Five potential runners will appear tomorrow at an event organised by the Iowa Faith and Freedom Coalition in the state capital, Des Moines. They include big names such as former House speaker Newt Gingrich, former Pennsylvania senator Rick Santorum and former Minnesota governor Tim Pawlenty, as well as outsiders such as the Tea Party favourite, businessman Herman Cain.
In a sign of how serious the race has now become, Santorum, a darling of the religious right with extremely conservative views on social issues, will spend this week touring all the early voting states of Iowa, New Hampshire and South Carolina in a trip that bears all the signs of a genuine campaign swing.
Santorum's move throws down the gauntlet to other potential candidates, including former Alaska governor Sarah Palin, who must now consider jumping into the fray to stop other candidates soaking up early publicity. The race is set to dominate the political headlines for all of 2011.
In many ways, that could be good for Obama, who will sit back and watch his Republican opponents forced to attack each other. "With a long primary season these candidates are going to go after their rivals.

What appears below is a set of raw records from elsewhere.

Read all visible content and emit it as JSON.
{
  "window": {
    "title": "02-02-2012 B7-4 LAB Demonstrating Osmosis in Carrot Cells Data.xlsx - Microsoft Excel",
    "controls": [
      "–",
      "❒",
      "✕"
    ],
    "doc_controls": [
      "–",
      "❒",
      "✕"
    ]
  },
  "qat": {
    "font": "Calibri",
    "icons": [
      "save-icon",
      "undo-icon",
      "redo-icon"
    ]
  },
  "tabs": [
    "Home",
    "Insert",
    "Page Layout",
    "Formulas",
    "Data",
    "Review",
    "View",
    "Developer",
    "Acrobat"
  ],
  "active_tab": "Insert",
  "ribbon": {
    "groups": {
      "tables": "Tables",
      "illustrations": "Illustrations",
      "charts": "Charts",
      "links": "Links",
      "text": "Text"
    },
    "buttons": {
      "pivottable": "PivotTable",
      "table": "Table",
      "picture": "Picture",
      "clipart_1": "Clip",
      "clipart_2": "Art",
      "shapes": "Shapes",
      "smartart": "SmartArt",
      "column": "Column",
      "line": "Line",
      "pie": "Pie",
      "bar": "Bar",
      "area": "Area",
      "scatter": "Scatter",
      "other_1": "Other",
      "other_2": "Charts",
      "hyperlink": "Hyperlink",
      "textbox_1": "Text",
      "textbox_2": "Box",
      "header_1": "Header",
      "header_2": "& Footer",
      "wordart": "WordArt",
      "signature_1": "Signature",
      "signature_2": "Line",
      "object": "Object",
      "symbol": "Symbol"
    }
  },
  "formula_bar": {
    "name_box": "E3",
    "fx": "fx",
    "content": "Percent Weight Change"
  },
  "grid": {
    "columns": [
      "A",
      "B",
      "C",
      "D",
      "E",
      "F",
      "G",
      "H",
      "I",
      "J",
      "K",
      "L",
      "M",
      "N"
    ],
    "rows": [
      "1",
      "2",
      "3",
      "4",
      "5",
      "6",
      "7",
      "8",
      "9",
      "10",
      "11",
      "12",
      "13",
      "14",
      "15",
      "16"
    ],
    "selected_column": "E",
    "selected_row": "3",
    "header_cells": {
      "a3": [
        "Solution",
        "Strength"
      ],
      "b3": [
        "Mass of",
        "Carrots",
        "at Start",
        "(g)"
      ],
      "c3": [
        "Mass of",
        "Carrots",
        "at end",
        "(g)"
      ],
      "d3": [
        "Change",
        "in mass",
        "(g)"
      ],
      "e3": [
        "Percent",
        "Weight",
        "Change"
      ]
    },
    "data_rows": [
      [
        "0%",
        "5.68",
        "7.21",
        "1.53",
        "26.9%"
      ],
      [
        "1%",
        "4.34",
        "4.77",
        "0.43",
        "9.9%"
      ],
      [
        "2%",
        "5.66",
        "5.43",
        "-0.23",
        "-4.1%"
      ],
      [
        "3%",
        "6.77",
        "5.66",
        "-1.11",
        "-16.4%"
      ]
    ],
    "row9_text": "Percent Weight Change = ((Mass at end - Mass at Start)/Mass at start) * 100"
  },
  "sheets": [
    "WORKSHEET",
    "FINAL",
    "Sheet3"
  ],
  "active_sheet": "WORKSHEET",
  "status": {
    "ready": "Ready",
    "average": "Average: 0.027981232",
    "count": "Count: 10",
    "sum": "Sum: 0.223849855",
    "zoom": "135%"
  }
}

They will do a lot of Barack Obama's work for him," said an expert.